While Paul and the other children are not familiar with the economics of their household, they have a grasp of the ways in which their mother’s concerns have permeated every aspect of their lives. The house itself seems to echo Hester’s conviction that “There must be more money.” Paul ponders the problem, and, while he is taking an imaginative ride on his treasured toy rocking horse, he makes a kind of abstracted connection between the condition of consciousness he develops amid the rhythms of the ride and an entrance into another realm where some secrets of the universe are revealed to him. He becomes convinced that his beloved toy can carry him to a solution to his mother’s unhappiness and, since money is at the core of the problem, enable him to provide what is missing in the household.
Paul’s uncle Oscar, whom he admires and who loves him like a son, asks him the name of his horse. Paul is not entirely sure what to say, since he has begun to think of his horse with the names of the champion racers of the day. Paul has learned these names from conversations with Bassett, the family’s young gardener, a devoted turf fancier who was Oscar’s batman (or personal aide) during World War I. Oscar is fascinated by Paul’s account and is startled to find that Paul and Bassett have been placing winning bets on the horses whose names Paul chooses for his toy. They have already accumulated a private account of some substance, and Cresswell becomes a sort of senior partner to their enterprise, encouraging Paul by taking him on his first visit to an actual racetrack. The boy is enthralled by the setting, his eyes becoming like “blue fire.”
Not all of Paul’s picks have been winners, but when he has said that he was absolutely sure about a horse, he has never been wrong. Cresswell is somewhat unsettled by the large sums that are accumulating, but Paul explains that he must continue his endeavors since he is so anxious to make his mother happy and to stop “the house whispers like people laughing at you behind your back.” Still, although the racetrack winnings have made more money available to the household, the increase in funds seems to have led to an implicit demand for ever greater sums. Paul’s mother becomes concerned about her son’s overwrought behavior and plans to send him away from the house to the sea coast, but Paul insists that he must stay—to be close to his rocking horse—until after the running of the Derby. He intends to put all of their winnings on one last bet in an attempt to finally amass enough money to quiet the whispers of discontent and distress.

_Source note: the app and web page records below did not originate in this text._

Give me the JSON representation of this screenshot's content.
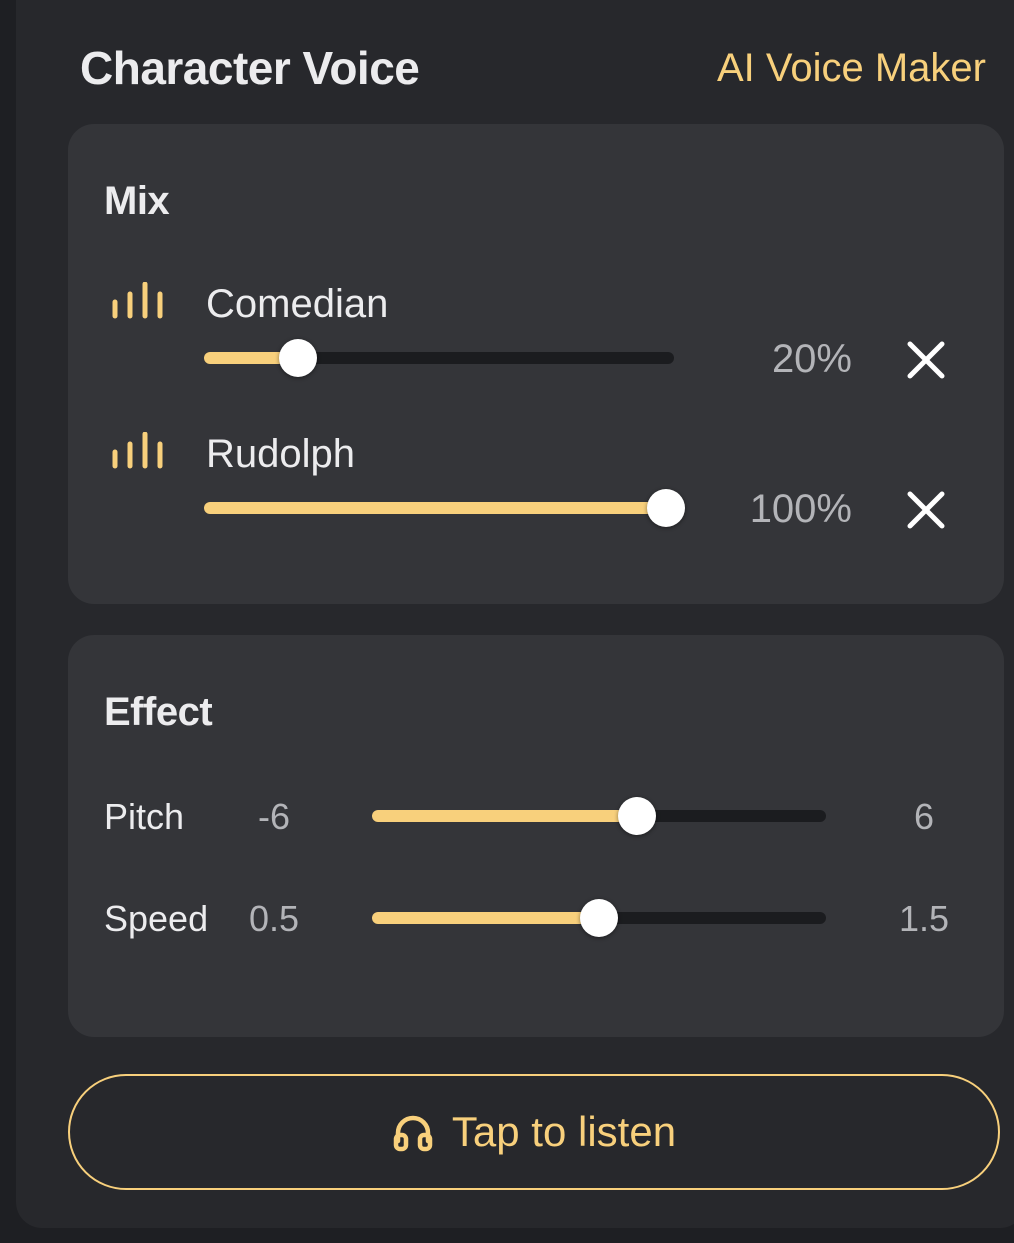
{
  "header": {
    "title": "Character Voice",
    "link_label": "AI Voice Maker"
  },
  "mix": {
    "title": "Mix",
    "voices": [
      {
        "name": "Comedian",
        "percent_label": "20%",
        "level": 0.2,
        "icon": "sound-wave-icon",
        "remove_icon": "close-icon"
      },
      {
        "name": "Rudolph",
        "percent_label": "100%",
        "level": 1.0,
        "icon": "sound-wave-icon",
        "remove_icon": "close-icon"
      }
    ]
  },
  "effect": {
    "title": "Effect",
    "pitch": {
      "label": "Pitch",
      "min_label": "-6",
      "max_label": "6",
      "min": -6,
      "max": 6,
      "value": 1
    },
    "speed": {
      "label": "Speed",
      "min_label": "0.5",
      "max_label": "1.5",
      "min": 0.5,
      "max": 1.5,
      "value": 1.0
    }
  },
  "listen_button": {
    "label": "Tap to listen",
    "icon": "headphones-icon"
  },
  "colors": {
    "accent": "#f8d07c",
    "panel": "#27282c",
    "card": "#343539",
    "track": "#1b1c1f"
  }
}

Two nights before the Derby, Paul’s parents are at a party when his mother is struck by an instinctual feeling of anxiety about her son. When she rushes home, she finds him in his room, in a frenzy of motion on the rocking horse. “It’s Malabar,” Paul shouts as he falls off the horse and descends into a semiconscious state. His uncle and Bassett, although worried about Paul, place a winning bet on Malabar that pays at fourteen to one. For three days, Paul remains in critical condition, reviving momentarily when Basset tells him the horse has won to proudly proclaim to his mother that he has brought luck to the house. However, he then lapses back into a coma and dies during the night. In a summary of the situation, Cresswell observes that the family has gained a fortune and lost a son, but that perhaps it is for the best considering the degree to which Paul drove himself in his efforts to give his mother what she lacked.